» **EXERCISE**: Write out the data below in full, unchanged, minus the images.

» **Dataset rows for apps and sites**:
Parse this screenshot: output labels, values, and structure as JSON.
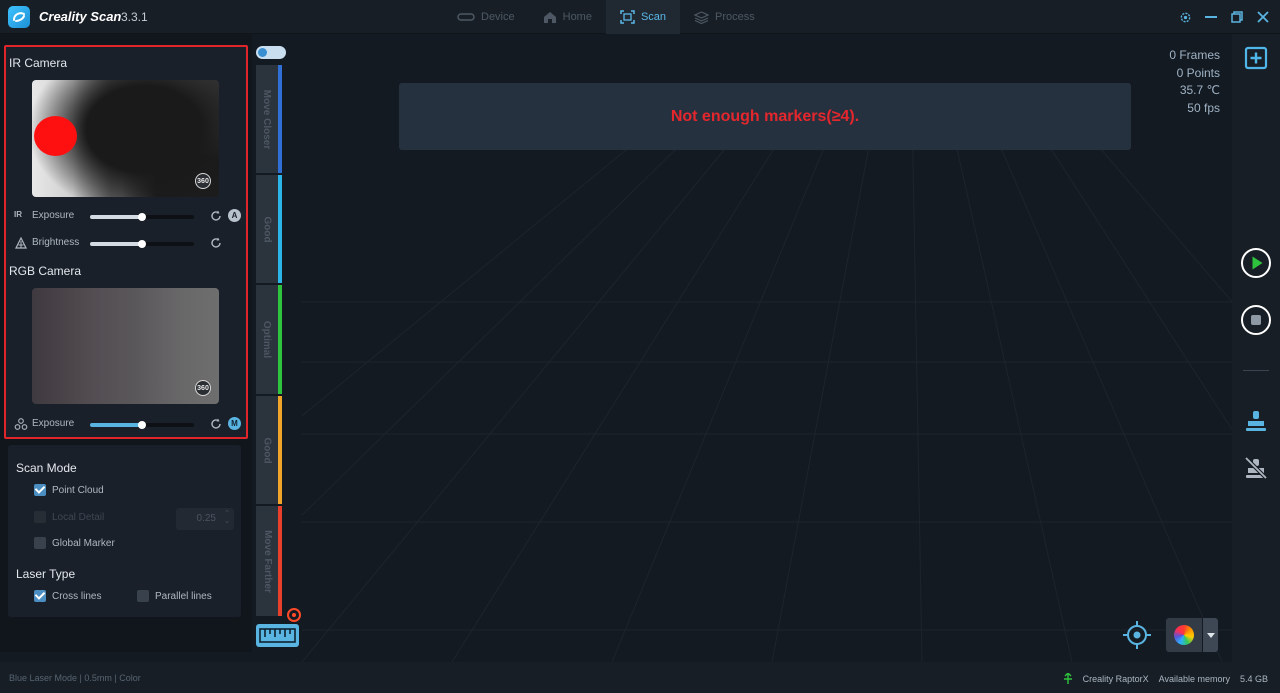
{
  "app": {
    "name": "Creality Scan",
    "version": "3.3.1"
  },
  "nav": {
    "tabs": [
      {
        "label": "Device",
        "icon": "device-icon",
        "active": false
      },
      {
        "label": "Home",
        "icon": "home-icon",
        "active": false
      },
      {
        "label": "Scan",
        "icon": "scan-icon",
        "active": true
      },
      {
        "label": "Process",
        "icon": "process-icon",
        "active": false
      }
    ]
  },
  "ir_camera": {
    "title": "IR Camera",
    "exposure_label": "Exposure",
    "exposure_icon_text": "IR",
    "exposure_level": 0.5,
    "exposure_mode": "A",
    "brightness_label": "Brightness",
    "brightness_level": 0.5
  },
  "rgb_camera": {
    "title": "RGB Camera",
    "exposure_label": "Exposure",
    "exposure_level": 0.5,
    "exposure_mode": "M"
  },
  "scan_mode": {
    "title": "Scan Mode",
    "point_cloud": {
      "label": "Point Cloud",
      "checked": true
    },
    "local_detail": {
      "label": "Local Detail",
      "checked": false,
      "disabled": true,
      "value": "0.25"
    },
    "global_marker": {
      "label": "Global Marker",
      "checked": false
    }
  },
  "laser_type": {
    "title": "Laser Type",
    "cross_lines": {
      "label": "Cross lines",
      "checked": true
    },
    "parallel_lines": {
      "label": "Parallel lines",
      "checked": false
    }
  },
  "distance_gauge": {
    "segments": [
      {
        "label": "Move Closer",
        "color": "#2f6fd6"
      },
      {
        "label": "Good",
        "color": "#2bb5e8"
      },
      {
        "label": "Optimal",
        "color": "#2ec43d"
      },
      {
        "label": "Good",
        "color": "#f0a52a"
      },
      {
        "label": "Move Farther",
        "color": "#e8402a"
      }
    ]
  },
  "viewport": {
    "alert": "Not enough markers(≥4).",
    "stats": {
      "frames": "0 Frames",
      "points": "0 Points",
      "temperature": "35.7 ℃",
      "fps": "50 fps"
    }
  },
  "status": {
    "left": "Blue Laser Mode | 0.5mm | Color",
    "device": "Creality RaptorX",
    "memory_label": "Available memory",
    "memory_value": "5.4 GB"
  },
  "colors": {
    "accent": "#5ab4e2",
    "alert": "#e4262d",
    "highlight_border": "#e0262b",
    "play": "#2ec43d"
  }
}
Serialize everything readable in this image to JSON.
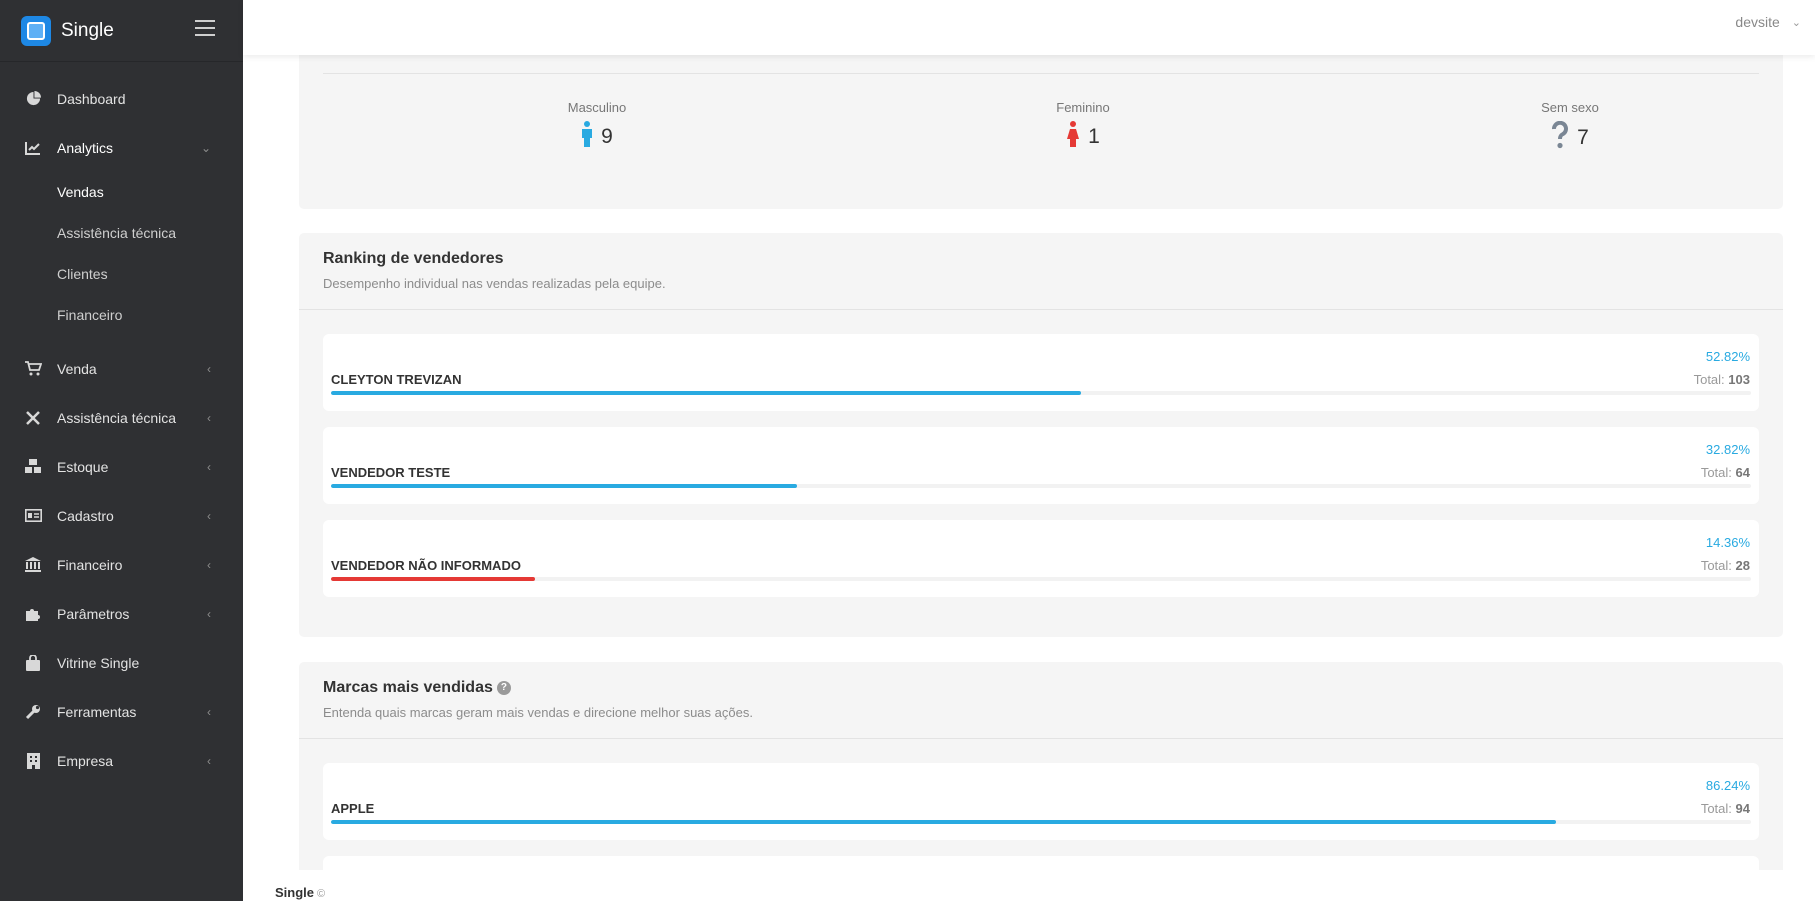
{
  "brand": {
    "name": "Single"
  },
  "topbar": {
    "user": "devsite"
  },
  "sidebar": {
    "items": [
      {
        "label": "Dashboard",
        "icon": "pie-chart-icon",
        "arrow": ""
      },
      {
        "label": "Analytics",
        "icon": "line-chart-icon",
        "arrow": "⌄",
        "open": true,
        "submenu": [
          "Vendas",
          "Assistência técnica",
          "Clientes",
          "Financeiro"
        ],
        "active": "Vendas"
      },
      {
        "label": "Venda",
        "icon": "cart-icon",
        "arrow": "‹"
      },
      {
        "label": "Assistência técnica",
        "icon": "tools-icon",
        "arrow": "‹"
      },
      {
        "label": "Estoque",
        "icon": "boxes-icon",
        "arrow": "‹"
      },
      {
        "label": "Cadastro",
        "icon": "id-card-icon",
        "arrow": "‹"
      },
      {
        "label": "Financeiro",
        "icon": "bank-icon",
        "arrow": "‹"
      },
      {
        "label": "Parâmetros",
        "icon": "puzzle-icon",
        "arrow": "‹"
      },
      {
        "label": "Vitrine Single",
        "icon": "shopping-bag-icon",
        "arrow": ""
      },
      {
        "label": "Ferramentas",
        "icon": "wrench-icon",
        "arrow": "‹"
      },
      {
        "label": "Empresa",
        "icon": "building-icon",
        "arrow": "‹"
      }
    ]
  },
  "gender": {
    "male": {
      "label": "Masculino",
      "value": "9",
      "color": "#29aae1"
    },
    "female": {
      "label": "Feminino",
      "value": "1",
      "color": "#e53935"
    },
    "none": {
      "label": "Sem sexo",
      "value": "7",
      "color": "#7a8694"
    }
  },
  "ranking": {
    "title": "Ranking de vendedores",
    "subtitle": "Desempenho individual nas vendas realizadas pela equipe.",
    "items": [
      {
        "name": "CLEYTON TREVIZAN",
        "percent": "52.82%",
        "total_label": "Total:",
        "total": "103",
        "fraction": 0.5282,
        "color": "#29aae1"
      },
      {
        "name": "VENDEDOR TESTE",
        "percent": "32.82%",
        "total_label": "Total:",
        "total": "64",
        "fraction": 0.3282,
        "color": "#29aae1"
      },
      {
        "name": "VENDEDOR NÃO INFORMADO",
        "percent": "14.36%",
        "total_label": "Total:",
        "total": "28",
        "fraction": 0.1436,
        "color": "#e53935"
      }
    ]
  },
  "brands": {
    "title": "Marcas mais vendidas",
    "help": "?",
    "subtitle": "Entenda quais marcas geram mais vendas e direcione melhor suas ações.",
    "items": [
      {
        "name": "APPLE",
        "percent": "86.24%",
        "total_label": "Total:",
        "total": "94",
        "fraction": 0.8624,
        "color": "#29aae1"
      }
    ]
  },
  "footer": {
    "brand": "Single",
    "copy": "©"
  }
}
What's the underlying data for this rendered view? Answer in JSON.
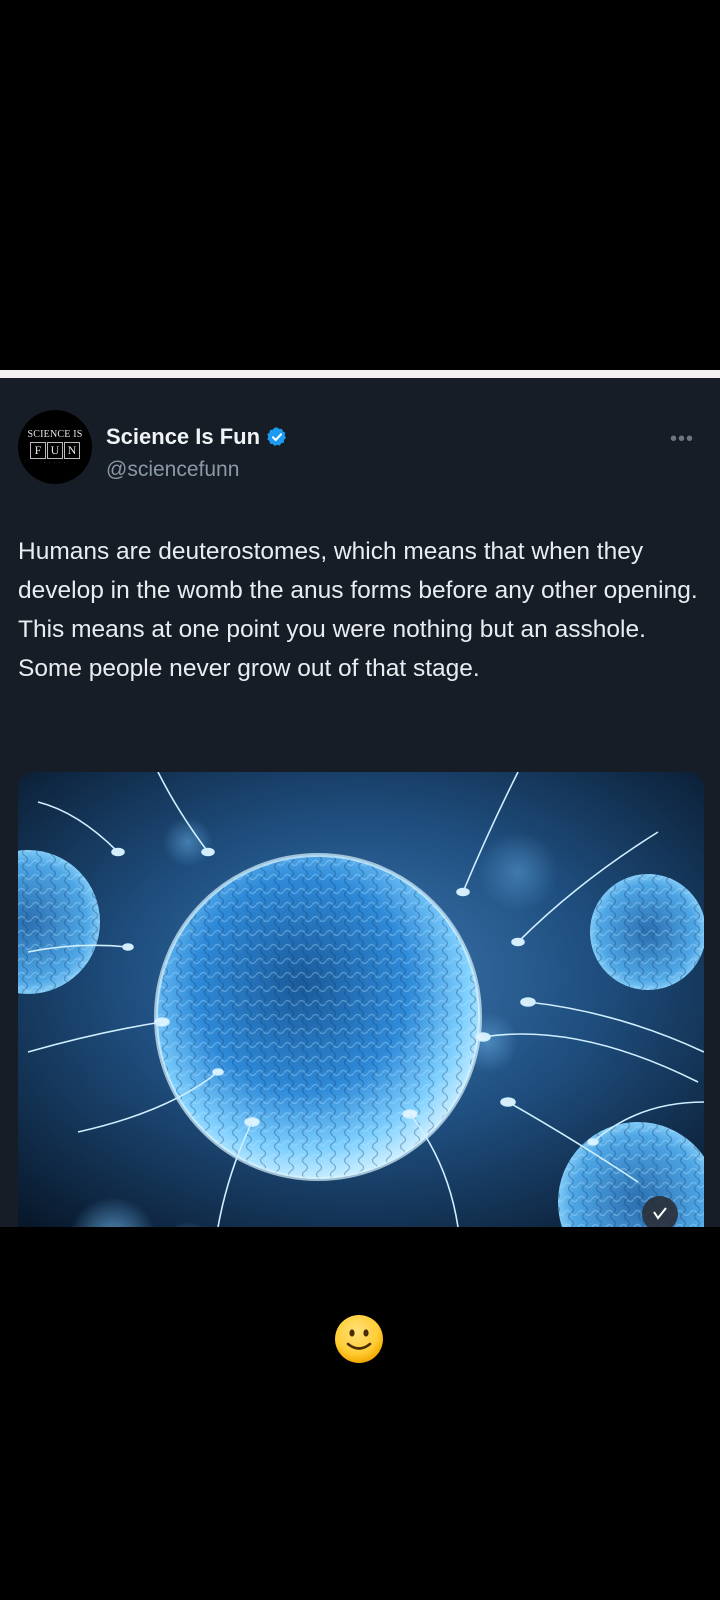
{
  "tweet": {
    "author_name": "Science Is Fun",
    "author_handle": "@sciencefunn",
    "text": "Humans are deuterostomes, which means that when they develop in the womb the anus forms before any other opening. This means at one point you were nothing but an asshole. Some people never grow out of that stage.",
    "more_label": "•••",
    "avatar": {
      "line1": "SCIENCE IS",
      "letters": [
        "F",
        "U",
        "N"
      ]
    }
  },
  "icons": {
    "verified": "verified-badge-icon",
    "emoji": "slightly-smiling-face-icon"
  },
  "colors": {
    "tweet_bg": "#161d26",
    "verified_blue": "#1d9bf0",
    "handle_gray": "#8b98a5"
  }
}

» **ANSWER BOX**:
Parse this screenshot: output labels, values, and structure as JSON.
{
  "app": {
    "name": "Creality Scan",
    "version": "3.3.1"
  },
  "nav": {
    "tabs": [
      {
        "label": "Device",
        "icon": "device-icon",
        "active": false
      },
      {
        "label": "Home",
        "icon": "home-icon",
        "active": false
      },
      {
        "label": "Scan",
        "icon": "scan-icon",
        "active": true
      },
      {
        "label": "Process",
        "icon": "process-icon",
        "active": false
      }
    ]
  },
  "ir_camera": {
    "title": "IR Camera",
    "exposure_label": "Exposure",
    "exposure_icon_text": "IR",
    "exposure_level": 0.5,
    "exposure_mode": "A",
    "brightness_label": "Brightness",
    "brightness_level": 0.5
  },
  "rgb_camera": {
    "title": "RGB Camera",
    "exposure_label": "Exposure",
    "exposure_level": 0.5,
    "exposure_mode": "M"
  },
  "scan_mode": {
    "title": "Scan Mode",
    "point_cloud": {
      "label": "Point Cloud",
      "checked": true
    },
    "local_detail": {
      "label": "Local Detail",
      "checked": false,
      "disabled": true,
      "value": "0.25"
    },
    "global_marker": {
      "label": "Global Marker",
      "checked": false
    }
  },
  "laser_type": {
    "title": "Laser Type",
    "cross_lines": {
      "label": "Cross lines",
      "checked": true
    },
    "parallel_lines": {
      "label": "Parallel lines",
      "checked": false
    }
  },
  "distance_gauge": {
    "segments": [
      {
        "label": "Move Closer",
        "color": "#2f6fd6"
      },
      {
        "label": "Good",
        "color": "#2bb5e8"
      },
      {
        "label": "Optimal",
        "color": "#2ec43d"
      },
      {
        "label": "Good",
        "color": "#f0a52a"
      },
      {
        "label": "Move Farther",
        "color": "#e8402a"
      }
    ]
  },
  "viewport": {
    "alert": "Not enough markers(≥4).",
    "stats": {
      "frames": "0 Frames",
      "points": "0 Points",
      "temperature": "35.7 ℃",
      "fps": "50 fps"
    }
  },
  "status": {
    "left": "Blue Laser Mode | 0.5mm | Color",
    "device": "Creality RaptorX",
    "memory_label": "Available memory",
    "memory_value": "5.4 GB"
  },
  "colors": {
    "accent": "#5ab4e2",
    "alert": "#e4262d",
    "highlight_border": "#e0262b",
    "play": "#2ec43d"
  }
}
Serialize everything readable in this image to JSON.
{
  "brand": {
    "name": "Single"
  },
  "topbar": {
    "user": "devsite"
  },
  "sidebar": {
    "items": [
      {
        "label": "Dashboard",
        "icon": "pie-chart-icon",
        "arrow": ""
      },
      {
        "label": "Analytics",
        "icon": "line-chart-icon",
        "arrow": "⌄",
        "open": true,
        "submenu": [
          "Vendas",
          "Assistência técnica",
          "Clientes",
          "Financeiro"
        ],
        "active": "Vendas"
      },
      {
        "label": "Venda",
        "icon": "cart-icon",
        "arrow": "‹"
      },
      {
        "label": "Assistência técnica",
        "icon": "tools-icon",
        "arrow": "‹"
      },
      {
        "label": "Estoque",
        "icon": "boxes-icon",
        "arrow": "‹"
      },
      {
        "label": "Cadastro",
        "icon": "id-card-icon",
        "arrow": "‹"
      },
      {
        "label": "Financeiro",
        "icon": "bank-icon",
        "arrow": "‹"
      },
      {
        "label": "Parâmetros",
        "icon": "puzzle-icon",
        "arrow": "‹"
      },
      {
        "label": "Vitrine Single",
        "icon": "shopping-bag-icon",
        "arrow": ""
      },
      {
        "label": "Ferramentas",
        "icon": "wrench-icon",
        "arrow": "‹"
      },
      {
        "label": "Empresa",
        "icon": "building-icon",
        "arrow": "‹"
      }
    ]
  },
  "gender": {
    "male": {
      "label": "Masculino",
      "value": "9",
      "color": "#29aae1"
    },
    "female": {
      "label": "Feminino",
      "value": "1",
      "color": "#e53935"
    },
    "none": {
      "label": "Sem sexo",
      "value": "7",
      "color": "#7a8694"
    }
  },
  "ranking": {
    "title": "Ranking de vendedores",
    "subtitle": "Desempenho individual nas vendas realizadas pela equipe.",
    "items": [
      {
        "name": "CLEYTON TREVIZAN",
        "percent": "52.82%",
        "total_label": "Total:",
        "total": "103",
        "fraction": 0.5282,
        "color": "#29aae1"
      },
      {
        "name": "VENDEDOR TESTE",
        "percent": "32.82%",
        "total_label": "Total:",
        "total": "64",
        "fraction": 0.3282,
        "color": "#29aae1"
      },
      {
        "name": "VENDEDOR NÃO INFORMADO",
        "percent": "14.36%",
        "total_label": "Total:",
        "total": "28",
        "fraction": 0.1436,
        "color": "#e53935"
      }
    ]
  },
  "brands": {
    "title": "Marcas mais vendidas",
    "help": "?",
    "subtitle": "Entenda quais marcas geram mais vendas e direcione melhor suas ações.",
    "items": [
      {
        "name": "APPLE",
        "percent": "86.24%",
        "total_label": "Total:",
        "total": "94",
        "fraction": 0.8624,
        "color": "#29aae1"
      }
    ]
  },
  "footer": {
    "brand": "Single",
    "copy": "©"
  }
}
What's the underlying data for this rendered view? Answer in JSON.
{
  "tweet": {
    "author_name": "Science Is Fun",
    "author_handle": "@sciencefunn",
    "text": "Humans are deuterostomes, which means that when they develop in the womb the anus forms before any other opening. This means at one point you were nothing but an asshole. Some people never grow out of that stage.",
    "more_label": "•••",
    "avatar": {
      "line1": "SCIENCE IS",
      "letters": [
        "F",
        "U",
        "N"
      ]
    }
  },
  "icons": {
    "verified": "verified-badge-icon",
    "emoji": "slightly-smiling-face-icon"
  },
  "colors": {
    "tweet_bg": "#161d26",
    "verified_blue": "#1d9bf0",
    "handle_gray": "#8b98a5"
  }
}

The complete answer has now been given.